My concern with this state of affairs is not primarily on the practices of the corporations behind Sidechat and Fizz; to expect benevolence from these companies would be naive. My concern is with the student body’s failure to recognize what is at stake if we passively adopt these apps without critical evaluation of their origins and purposes. It is essential that we be able to recognize when a corporation is using our peers, gathering spaces, and practices to market to us, especially when we don’t have the information necessary to make educated guesses about what their products may be.
The reason it is important to look beyond these deceptive marketing practices is that social media platforms strongly influence how we structure our relationships and relate to our community. The anonymous communities that Sidechat and Fizz create allow the lighthearted joking common in online environments to go too far. Without any sense of accountability, cases of xenophobia, racism, and harassment can flourish with little moderation to limit them.
Many social media apps are anonymous, of course, but Sidechat and Fizz are uniquely bad in a different way: they entrap people in the superficial vision of campus discourse. A look through the Instagram pages of Sidechat or Fizz that feature posts supposedly good enough to market the app show, in my opinion, the banality and worthlessness of the content on the app.
So why do Princeton University students feel compelled to participate? A platform can only succeed when there is a broad consensus about its value as a virtual meeting place (heaven forbid we join an app that is uncool), and these apps achieve that via explicitly delimiting the community to the users’ university. For me, this appears to be an escalation of social media leveraging “fear of missing out” (FoMO) to compel participation. If you aren’t on Sidechat or Fizz, you aren’t just missing what random people have to say on the internet; you’re missing the campus buzz, the inside jokes, and the sense of abstract unity with your university community. These apps are just ratcheting up the inevitable problems that come when people have unlimited access to everyone else’s business.
I admit that there is value in social connection, and just because I find Fizz and Sidechat to be concerning for its role within our community, not everybody else will (though I do seem to be alone in finding these apps mostly useless). The ways in which they keep and hold our attention may not be the same for everyone.

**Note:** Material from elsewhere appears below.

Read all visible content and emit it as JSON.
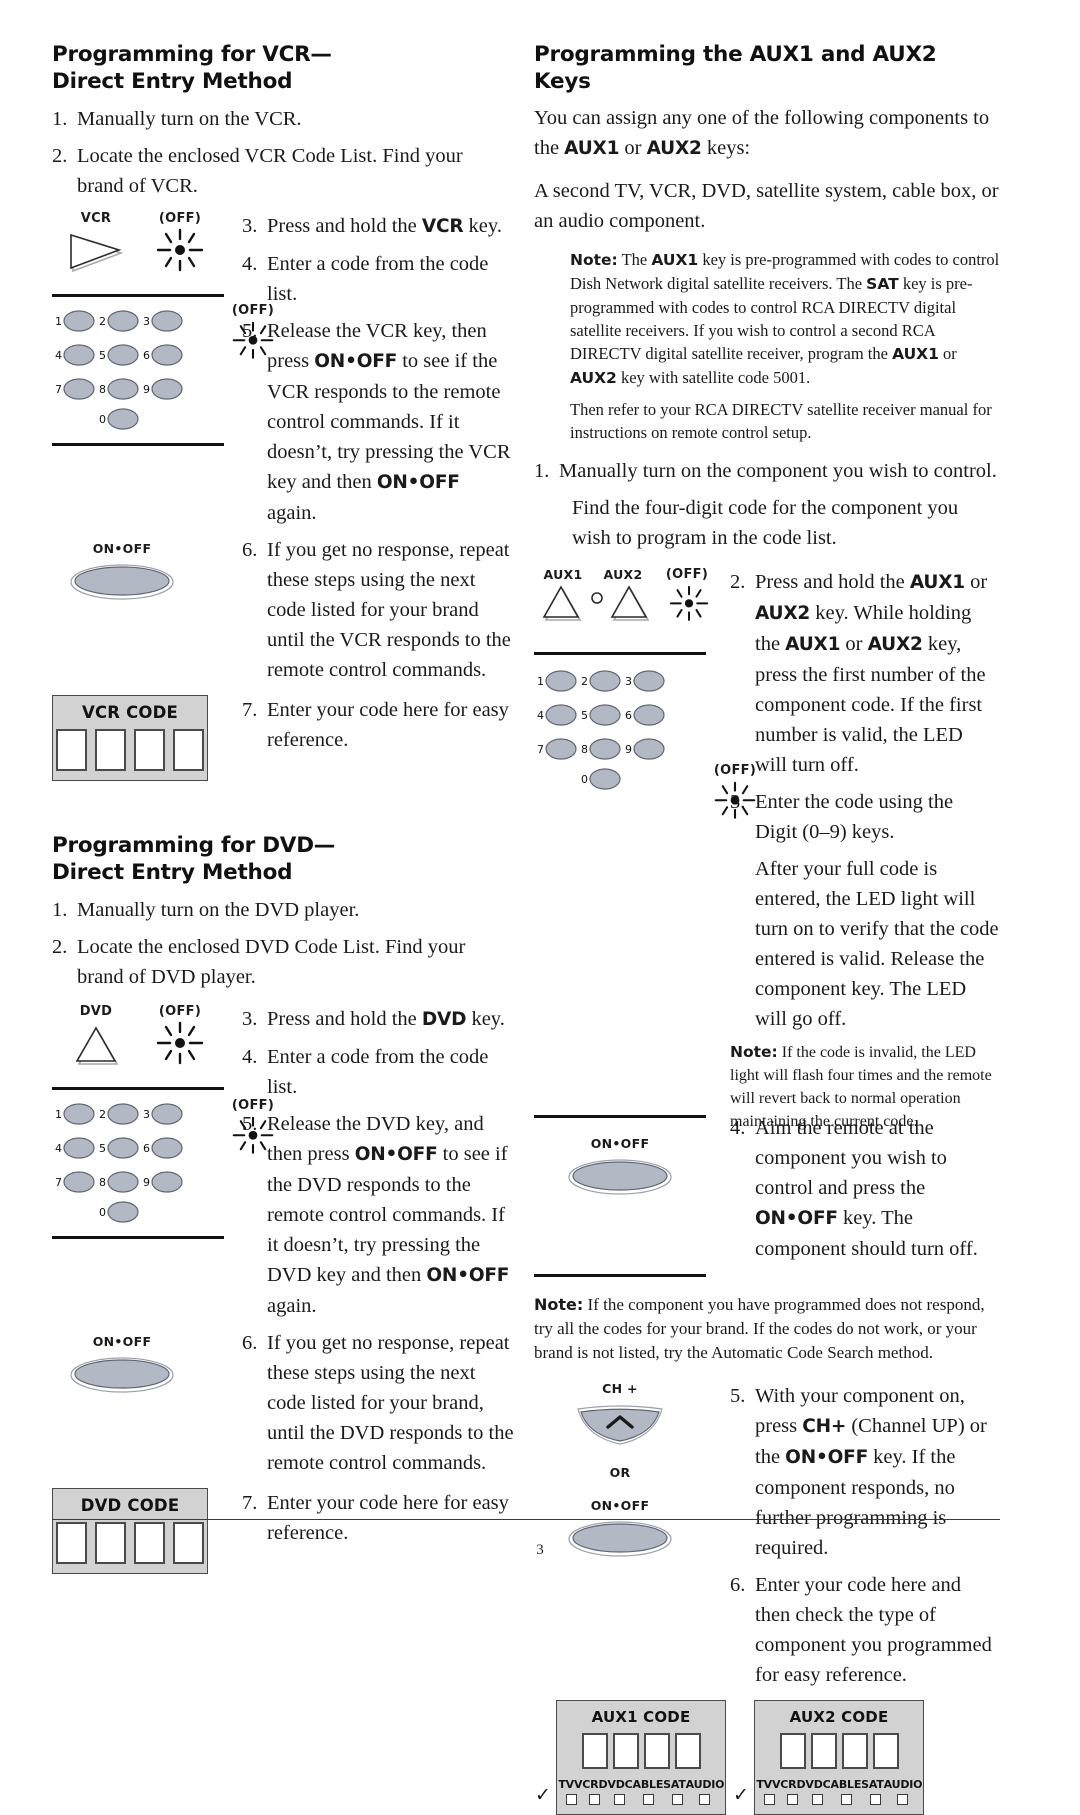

But if the entertainment value is described as “marginal,” is it always worth the time in our day? When the basis of communication on the platform is anonymous mockery, how much more connection does this give us? If the gains offered by such platforms are so slim, it is worth more careful consideration before we introduce them to our lives or develop a consensus around them being a key part of the social experience of Princeton. It is concerning when the use of these platforms occurs without sufficient background, or is undertaken so passively that people default to new forms of social media consumption based on their novelty, not their quality. Experts recognize the risks to social development and mental health that accompany social media apps, and continuing to add new platforms that provide novel avenues promoting unhealthy behaviors is not going to fix these concerns.
If we fail to express more individual and collective agency in choosing our platforms, our platforms will begin to choose us.
Christopher Lidard is a sophomore from outside Baltimore, Md. A computer science major and tech policy enthusiast, his columns focus on technology issues on campus and at large. He can be reached at firstname.lastname@example.org.